March 24 @ 8:00 pm - 10:00 pm

Jessie’s talk will fill us in on the latest exploration into Dark Matter and the work of the Dark Energy Survey.

Synopsis: Decades of observations and analyses have led to the realization that ninety-five percent of the mass and energy in the Universe is made up of mysterious components known as dark matter and dark energy. The underlying physics behind these dark components is unknown, but we can constrain their properties by observing how they affect visible matter, searching for clues for how to develop more fundamental descriptions of this “dark side” of the Universe. This talk will give an overview of how we can use measurements from galaxy surveys, which map the distribution of matter in the Universe, to learn about dark energy, dark matter, and gravity and will describe the current state-of-the-art results from an ongoing experiment called the Dark Energy Survey.
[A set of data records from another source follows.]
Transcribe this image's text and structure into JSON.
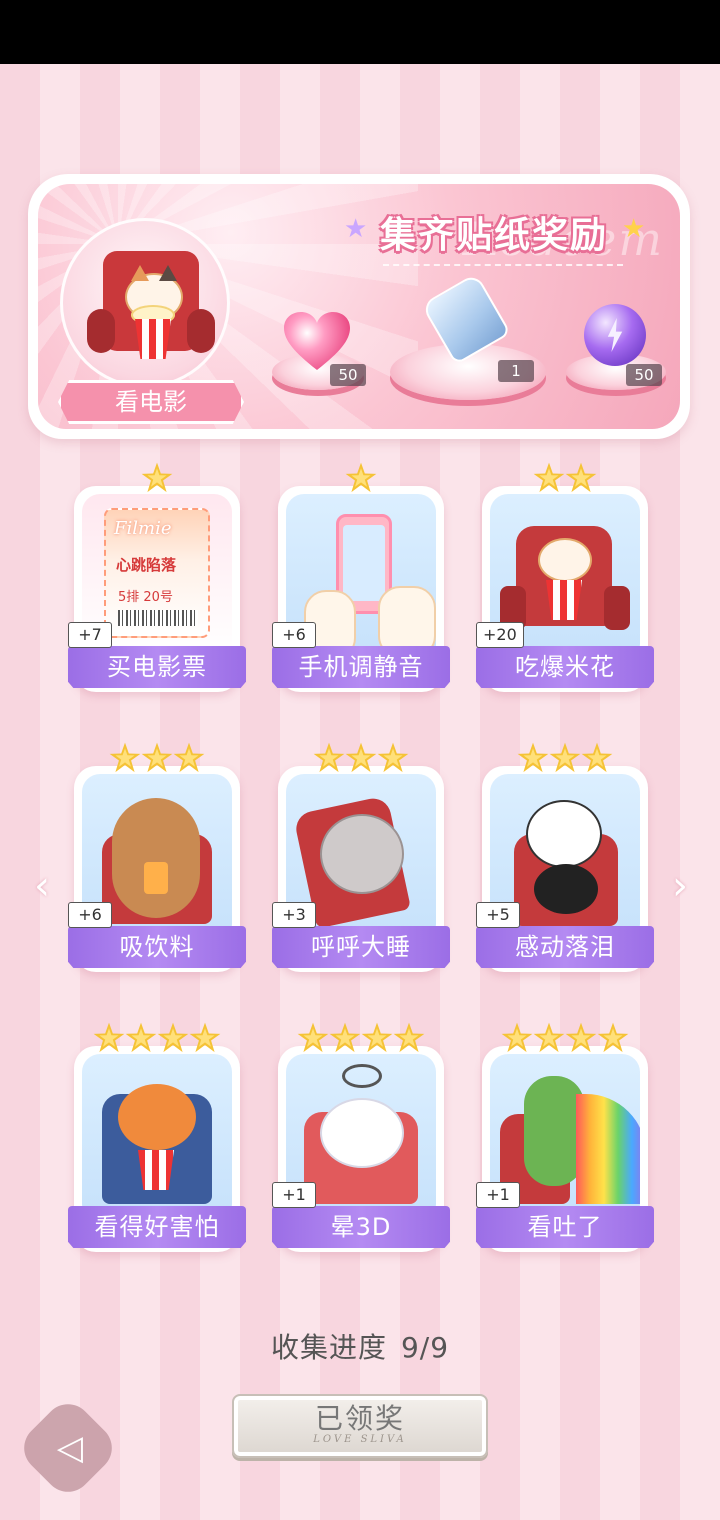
{
  "banner": {
    "title": "集齐贴纸奖励",
    "watermark": "Redeem",
    "theme_label": "看电影",
    "rewards": [
      {
        "icon": "pink-heart-gem-icon",
        "count": "50"
      },
      {
        "icon": "wish-bottle-icon",
        "count": "1"
      },
      {
        "icon": "purple-lightning-orb-icon",
        "count": "50"
      }
    ]
  },
  "stickers": [
    {
      "label": "买电影票",
      "stars": 1,
      "bonus": "+7"
    },
    {
      "label": "手机调静音",
      "stars": 1,
      "bonus": "+6"
    },
    {
      "label": "吃爆米花",
      "stars": 2,
      "bonus": "+20"
    },
    {
      "label": "吸饮料",
      "stars": 3,
      "bonus": "+6"
    },
    {
      "label": "呼呼大睡",
      "stars": 3,
      "bonus": "+3"
    },
    {
      "label": "感动落泪",
      "stars": 3,
      "bonus": "+5"
    },
    {
      "label": "看得好害怕",
      "stars": 4,
      "bonus": ""
    },
    {
      "label": "晕3D",
      "stars": 4,
      "bonus": "+1"
    },
    {
      "label": "看吐了",
      "stars": 4,
      "bonus": "+1"
    }
  ],
  "ticket": {
    "brand": "Filmie",
    "title": "心跳陷落",
    "seat": "5排 20号"
  },
  "progress": {
    "label": "收集进度",
    "value": "9/9"
  },
  "claim_button": {
    "label": "已领奖",
    "sub": "LOVE SLIVA"
  },
  "nav": {
    "left": "‹",
    "right": "›"
  },
  "colors": {
    "accent_purple": "#9b6ee6",
    "pink": "#f591ac",
    "star": "#f5c336"
  }
}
Bio: Jessie Muir is a Postdoctoral Fellow at the Perimeter Institute for Theoretical Physics in Waterloo, Ontario. Originally from Romeo, Michigan, a suburb of Detroit, Jessie completed her undergraduate studies at Michigan State University, masters work at the University of Cambridge as a Marshall Scholar, and her PhD at the University of Michigan. She has previously done postdoctoral research as a Porat Fellow at Stanford University. Jessie works on research at the intersection of cosmology theory and data analysis with the goal of using measurements of the large-scale properties of the Universe to learn about fundamental physics. As part of the Dark Energy Survey scientific collaboration, Jessie recently co-led the experiment’s analysis of galaxy clustering and weak gravitational lensing to test for physics beyond the standard cosmological model, and has contributed to the development of strategies for protecting cosmology analyses from unconscious experimenter bias.


March 24
8:00 pm - 10:00 pm
Event Category:


Program Committee


University of Toronto – Mississauga Room DV2074 William G Davis Building